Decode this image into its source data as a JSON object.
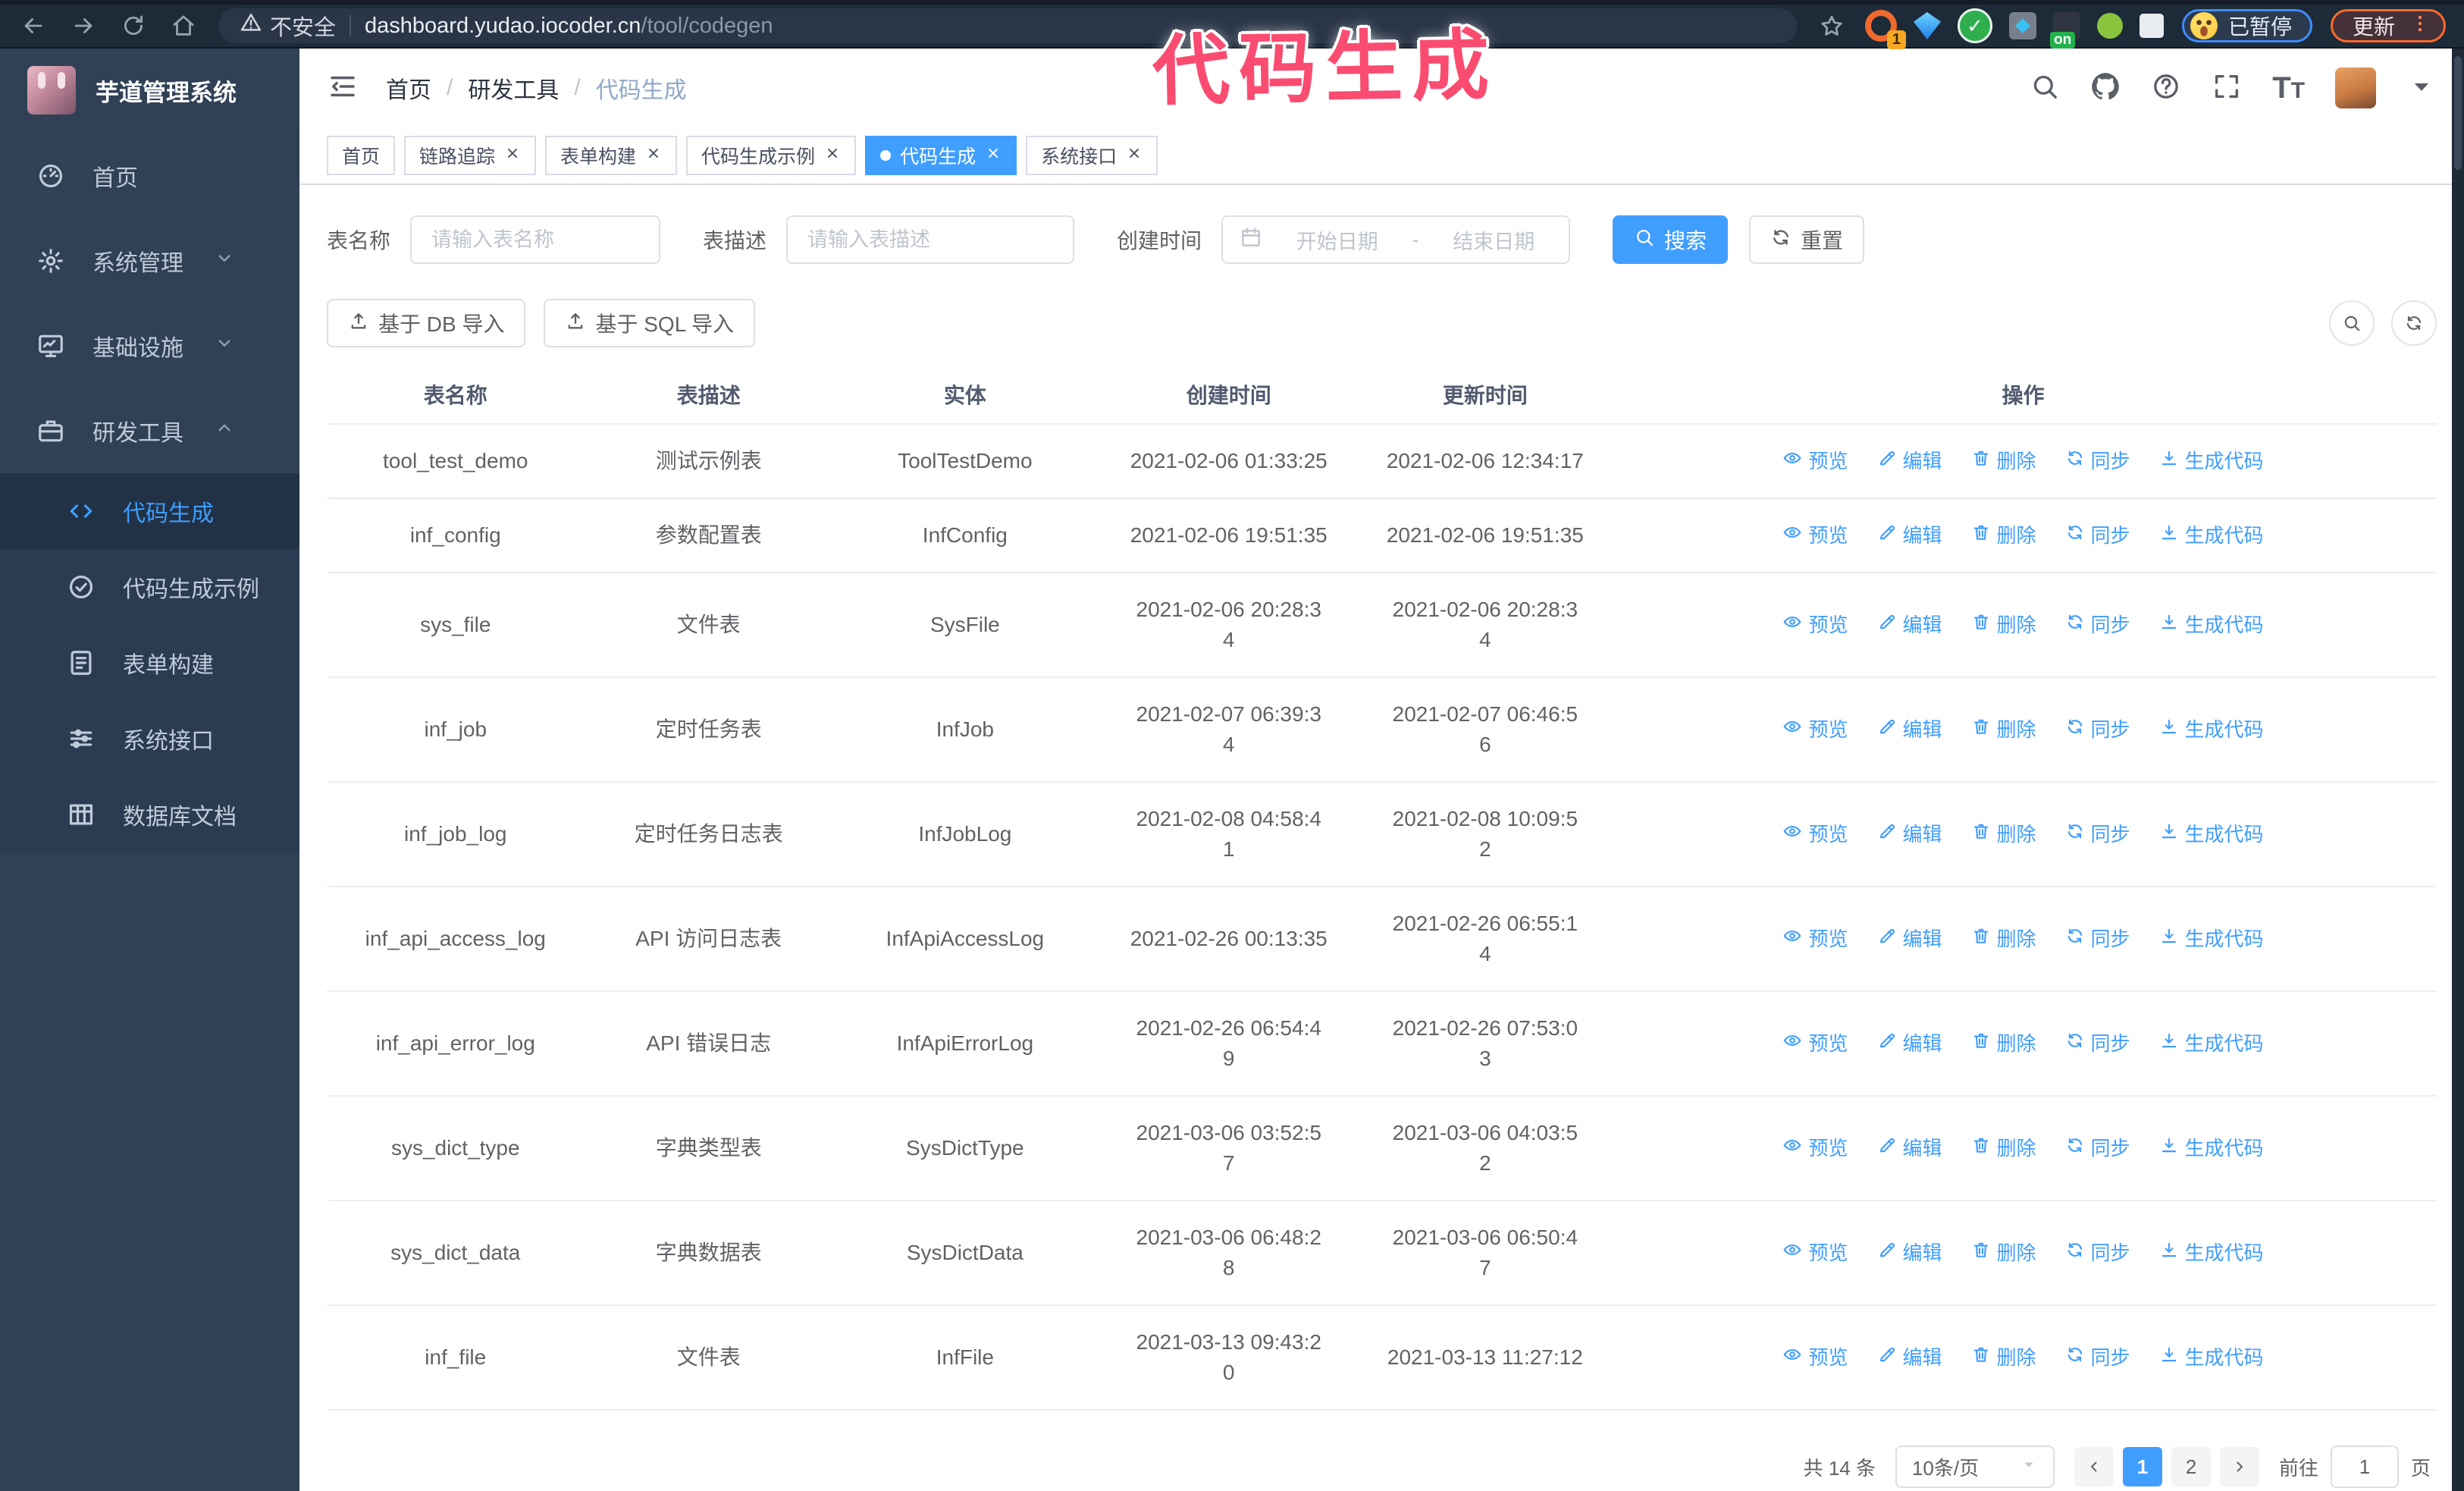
{
  "browser": {
    "security_warning": "不安全",
    "url_host": "dashboard.yudao.iocoder.cn",
    "url_path": "/tool/codegen",
    "extensions": [
      {
        "name": "extension-orange-ring",
        "badge": "1"
      },
      {
        "name": "extension-blue-gem"
      },
      {
        "name": "extension-green-check",
        "glyph": "✓"
      },
      {
        "name": "extension-grid"
      },
      {
        "name": "extension-dark",
        "badge": "on"
      },
      {
        "name": "extension-green-dot"
      },
      {
        "name": "extension-puzzle"
      }
    ],
    "paused_badge": "已暂停",
    "update_button": "更新"
  },
  "annotation": {
    "title": "代码生成",
    "color": "#fa4c70"
  },
  "sidebar": {
    "app_title": "芋道管理系统",
    "items": [
      {
        "label": "首页",
        "icon": "dashboard-icon",
        "chevron": ""
      },
      {
        "label": "系统管理",
        "icon": "gear-icon",
        "chevron": "down"
      },
      {
        "label": "基础设施",
        "icon": "monitor-icon",
        "chevron": "down"
      },
      {
        "label": "研发工具",
        "icon": "toolbox-icon",
        "chevron": "up"
      }
    ],
    "subitems": [
      {
        "label": "代码生成",
        "icon": "code-icon",
        "active": true
      },
      {
        "label": "代码生成示例",
        "icon": "check-circle-icon",
        "active": false
      },
      {
        "label": "表单构建",
        "icon": "form-icon",
        "active": false
      },
      {
        "label": "系统接口",
        "icon": "sliders-icon",
        "active": false
      },
      {
        "label": "数据库文档",
        "icon": "table-grid-icon",
        "active": false
      }
    ]
  },
  "header": {
    "breadcrumb": [
      "首页",
      "研发工具",
      "代码生成"
    ],
    "separator": "/"
  },
  "tabs": [
    {
      "label": "首页",
      "closable": false,
      "active": false
    },
    {
      "label": "链路追踪",
      "closable": true,
      "active": false
    },
    {
      "label": "表单构建",
      "closable": true,
      "active": false
    },
    {
      "label": "代码生成示例",
      "closable": true,
      "active": false
    },
    {
      "label": "代码生成",
      "closable": true,
      "active": true
    },
    {
      "label": "系统接口",
      "closable": true,
      "active": false
    }
  ],
  "filters": {
    "table_name_label": "表名称",
    "table_name_placeholder": "请输入表名称",
    "table_desc_label": "表描述",
    "table_desc_placeholder": "请输入表描述",
    "create_time_label": "创建时间",
    "start_placeholder": "开始日期",
    "range_separator": "-",
    "end_placeholder": "结束日期",
    "search_label": "搜索",
    "reset_label": "重置"
  },
  "toolbar": {
    "import_db_label": "基于 DB 导入",
    "import_sql_label": "基于 SQL 导入"
  },
  "table": {
    "columns": [
      "表名称",
      "表描述",
      "实体",
      "创建时间",
      "更新时间",
      "操作"
    ],
    "actions": [
      "预览",
      "编辑",
      "删除",
      "同步",
      "生成代码"
    ],
    "rows": [
      {
        "name": "tool_test_demo",
        "desc": "测试示例表",
        "entity": "ToolTestDemo",
        "created": [
          "2021-02-06 01:33:25"
        ],
        "updated": [
          "2021-02-06 12:34:17"
        ]
      },
      {
        "name": "inf_config",
        "desc": "参数配置表",
        "entity": "InfConfig",
        "created": [
          "2021-02-06 19:51:35"
        ],
        "updated": [
          "2021-02-06 19:51:35"
        ]
      },
      {
        "name": "sys_file",
        "desc": "文件表",
        "entity": "SysFile",
        "created": [
          "2021-02-06 20:28:3",
          "4"
        ],
        "updated": [
          "2021-02-06 20:28:3",
          "4"
        ]
      },
      {
        "name": "inf_job",
        "desc": "定时任务表",
        "entity": "InfJob",
        "created": [
          "2021-02-07 06:39:3",
          "4"
        ],
        "updated": [
          "2021-02-07 06:46:5",
          "6"
        ]
      },
      {
        "name": "inf_job_log",
        "desc": "定时任务日志表",
        "entity": "InfJobLog",
        "created": [
          "2021-02-08 04:58:4",
          "1"
        ],
        "updated": [
          "2021-02-08 10:09:5",
          "2"
        ]
      },
      {
        "name": "inf_api_access_log",
        "desc": "API 访问日志表",
        "entity": "InfApiAccessLog",
        "created": [
          "2021-02-26 00:13:35"
        ],
        "updated": [
          "2021-02-26 06:55:1",
          "4"
        ]
      },
      {
        "name": "inf_api_error_log",
        "desc": "API 错误日志",
        "entity": "InfApiErrorLog",
        "created": [
          "2021-02-26 06:54:4",
          "9"
        ],
        "updated": [
          "2021-02-26 07:53:0",
          "3"
        ]
      },
      {
        "name": "sys_dict_type",
        "desc": "字典类型表",
        "entity": "SysDictType",
        "created": [
          "2021-03-06 03:52:5",
          "7"
        ],
        "updated": [
          "2021-03-06 04:03:5",
          "2"
        ]
      },
      {
        "name": "sys_dict_data",
        "desc": "字典数据表",
        "entity": "SysDictData",
        "created": [
          "2021-03-06 06:48:2",
          "8"
        ],
        "updated": [
          "2021-03-06 06:50:4",
          "7"
        ]
      },
      {
        "name": "inf_file",
        "desc": "文件表",
        "entity": "InfFile",
        "created": [
          "2021-03-13 09:43:2",
          "0"
        ],
        "updated": [
          "2021-03-13 11:27:12"
        ]
      }
    ]
  },
  "pagination": {
    "total_label": "共 14 条",
    "page_size": "10条/页",
    "pages": [
      "1",
      "2"
    ],
    "active_page": "1",
    "goto_label": "前往",
    "goto_value": "1",
    "page_unit": "页"
  },
  "colors": {
    "accent": "#409eff",
    "annotation": "#fa4c70",
    "sidebar_bg": "#304156",
    "browser_bar_bg": "#1d2a38",
    "paused_border": "#3f8cff",
    "update_border": "#ff6a2b"
  }
}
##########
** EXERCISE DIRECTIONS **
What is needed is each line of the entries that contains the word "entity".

** ANSWER TO THE EXERCISE **
        "entity": "ToolTestDemo",
        "entity": "InfConfig",
        "entity": "SysFile",
        "entity": "InfJob",
        "entity": "InfJobLog",
        "entity": "InfApiAccessLog",
        "entity": "InfApiErrorLog",
        "entity": "SysDictType",
        "entity": "SysDictData",
        "entity": "InfFile",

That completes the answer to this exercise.